[Start of Attachment]

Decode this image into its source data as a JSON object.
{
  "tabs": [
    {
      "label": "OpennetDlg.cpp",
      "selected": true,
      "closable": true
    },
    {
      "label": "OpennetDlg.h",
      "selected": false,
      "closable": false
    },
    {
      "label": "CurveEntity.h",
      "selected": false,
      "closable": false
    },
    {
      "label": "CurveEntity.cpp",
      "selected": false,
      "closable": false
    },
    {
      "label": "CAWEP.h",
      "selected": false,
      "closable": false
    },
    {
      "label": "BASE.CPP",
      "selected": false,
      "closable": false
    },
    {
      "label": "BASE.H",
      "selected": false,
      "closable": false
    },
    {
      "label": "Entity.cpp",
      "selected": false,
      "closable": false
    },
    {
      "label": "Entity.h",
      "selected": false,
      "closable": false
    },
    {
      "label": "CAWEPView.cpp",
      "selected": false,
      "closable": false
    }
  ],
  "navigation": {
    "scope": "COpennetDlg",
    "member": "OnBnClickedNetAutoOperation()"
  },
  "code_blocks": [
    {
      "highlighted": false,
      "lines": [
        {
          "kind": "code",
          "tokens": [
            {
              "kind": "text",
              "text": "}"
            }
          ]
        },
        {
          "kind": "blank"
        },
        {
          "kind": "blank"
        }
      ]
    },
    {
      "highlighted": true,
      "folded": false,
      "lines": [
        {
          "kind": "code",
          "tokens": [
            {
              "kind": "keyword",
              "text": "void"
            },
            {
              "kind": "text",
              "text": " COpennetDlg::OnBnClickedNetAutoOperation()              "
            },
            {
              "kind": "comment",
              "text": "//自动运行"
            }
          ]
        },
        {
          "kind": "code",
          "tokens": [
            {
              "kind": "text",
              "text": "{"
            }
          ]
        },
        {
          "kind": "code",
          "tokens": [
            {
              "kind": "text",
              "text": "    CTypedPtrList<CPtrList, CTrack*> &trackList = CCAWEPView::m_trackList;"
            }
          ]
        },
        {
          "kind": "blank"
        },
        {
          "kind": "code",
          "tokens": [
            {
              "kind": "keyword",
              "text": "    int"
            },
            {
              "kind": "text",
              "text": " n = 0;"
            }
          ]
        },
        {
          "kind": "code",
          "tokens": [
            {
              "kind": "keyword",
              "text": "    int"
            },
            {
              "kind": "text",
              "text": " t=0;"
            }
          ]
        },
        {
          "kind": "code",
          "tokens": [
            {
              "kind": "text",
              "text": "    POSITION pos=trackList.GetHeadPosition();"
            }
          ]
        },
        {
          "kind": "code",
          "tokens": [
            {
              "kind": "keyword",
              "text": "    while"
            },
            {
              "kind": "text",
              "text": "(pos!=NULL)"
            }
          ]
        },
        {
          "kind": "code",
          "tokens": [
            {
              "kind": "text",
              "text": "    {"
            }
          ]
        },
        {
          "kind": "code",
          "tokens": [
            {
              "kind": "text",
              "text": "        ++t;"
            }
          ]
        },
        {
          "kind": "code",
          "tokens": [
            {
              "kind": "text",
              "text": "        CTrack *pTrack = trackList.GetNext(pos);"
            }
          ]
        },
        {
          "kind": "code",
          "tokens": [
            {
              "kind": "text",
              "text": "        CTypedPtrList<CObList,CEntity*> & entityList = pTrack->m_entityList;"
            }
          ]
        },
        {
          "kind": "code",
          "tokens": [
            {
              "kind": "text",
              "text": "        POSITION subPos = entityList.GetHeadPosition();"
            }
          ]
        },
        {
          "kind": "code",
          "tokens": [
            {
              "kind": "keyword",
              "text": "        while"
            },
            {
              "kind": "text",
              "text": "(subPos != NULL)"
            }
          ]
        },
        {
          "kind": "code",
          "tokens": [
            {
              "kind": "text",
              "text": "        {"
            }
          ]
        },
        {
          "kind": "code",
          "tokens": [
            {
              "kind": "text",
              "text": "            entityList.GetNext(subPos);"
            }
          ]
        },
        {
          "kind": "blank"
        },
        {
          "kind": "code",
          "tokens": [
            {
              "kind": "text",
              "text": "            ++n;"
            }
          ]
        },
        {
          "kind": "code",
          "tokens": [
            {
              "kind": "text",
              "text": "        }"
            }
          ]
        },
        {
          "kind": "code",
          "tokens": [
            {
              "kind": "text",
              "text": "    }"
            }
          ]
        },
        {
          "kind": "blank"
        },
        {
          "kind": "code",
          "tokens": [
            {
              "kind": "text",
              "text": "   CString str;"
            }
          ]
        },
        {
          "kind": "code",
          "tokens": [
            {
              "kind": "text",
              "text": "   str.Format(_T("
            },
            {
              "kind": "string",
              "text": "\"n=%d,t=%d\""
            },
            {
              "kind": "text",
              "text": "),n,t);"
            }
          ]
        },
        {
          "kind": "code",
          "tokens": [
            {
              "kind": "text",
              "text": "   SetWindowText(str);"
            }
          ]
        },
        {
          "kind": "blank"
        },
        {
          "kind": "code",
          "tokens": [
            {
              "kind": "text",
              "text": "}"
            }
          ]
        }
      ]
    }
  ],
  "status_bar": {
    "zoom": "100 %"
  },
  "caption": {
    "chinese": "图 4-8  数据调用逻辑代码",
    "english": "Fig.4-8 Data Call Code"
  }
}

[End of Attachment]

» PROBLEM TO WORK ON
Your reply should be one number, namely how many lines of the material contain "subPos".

» EXERCISE OUTPUT
3